Most concerns of pollution centralize the debate on PM, and forget that other pollutants such as ozone may also have impacts on public health. In the literature, little is known about how ozone formation responds to strong traffic disruptions (Davis 2017; Salvo and Wang). Currently in Bogota, the perspective of the Secretary of Mobility (SM) and Secretary of Environment (SE) is that any traffic ban will be effective to reduce air pollutants. This has been the general argument to enforce car-free days and driving bans during air quality alerts, however, little is known regarding the effect of traffic restrictions on ozone in this city. Thus, considering that ozone is a secondary pollutant with a complex atmospheric chemistry, this project emerged as a way to also analyze whether SM and SE’s view might be true. To enrich our study we also analyze traffic breaks that occurred due to bus/truck strikes in the last decade. During the strikes, public transport and truck deliveries are almost absent. Thus, we assess the impact of strong traffic interruptions on ozone concentration, which allows also variation in vehicle type.
Our project has the following objectives: 1) Assess the impact of gasoline and diesel vehicle free days on ozone concentration. Our estimates will be identified using traffic disruption as a quasi-experimental approach in the context of the regression discontinuity design. 2) Disentangle which chemical regime determines ozone formation (NOx-limited versus VOC limited) under strong traffic disruptions. 3) Discuss policy options to reduce ozone pollution and compute their possible cost/benefit.
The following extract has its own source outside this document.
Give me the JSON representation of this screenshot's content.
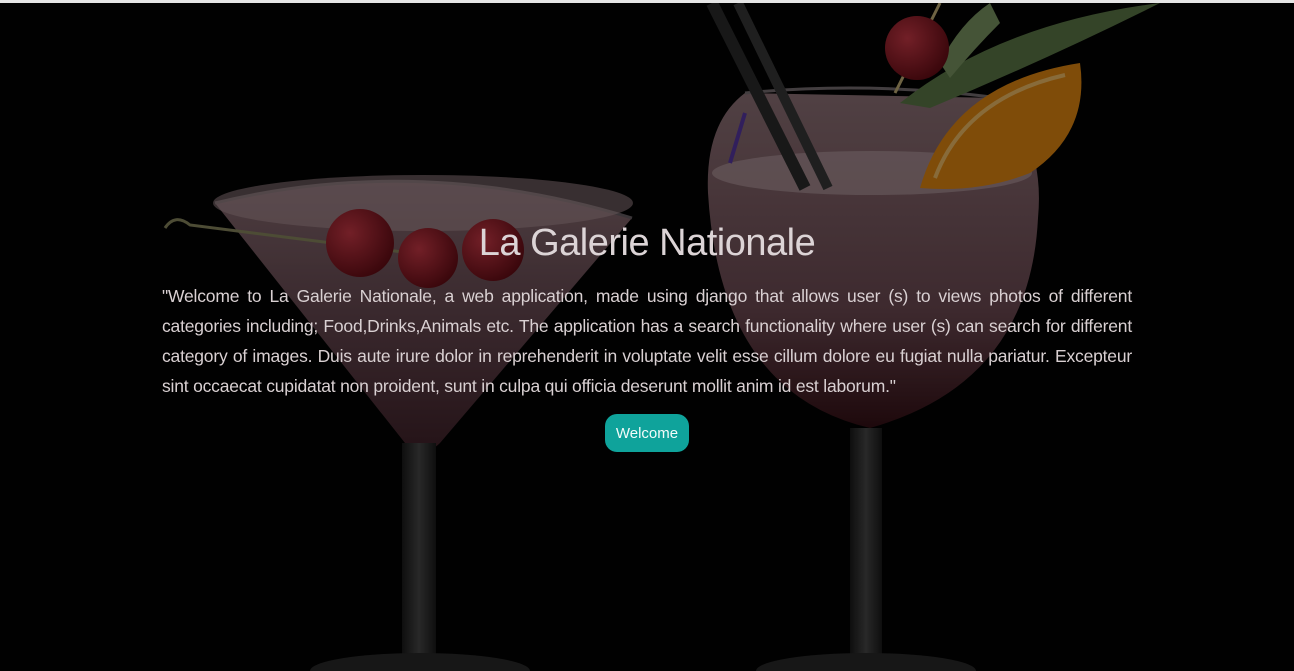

And 4) Inform policymakers about the effects of traffic disruptions on ozone concentrations
This project was approved during the EfD Annual Meeting in 2019 and will start in 2020.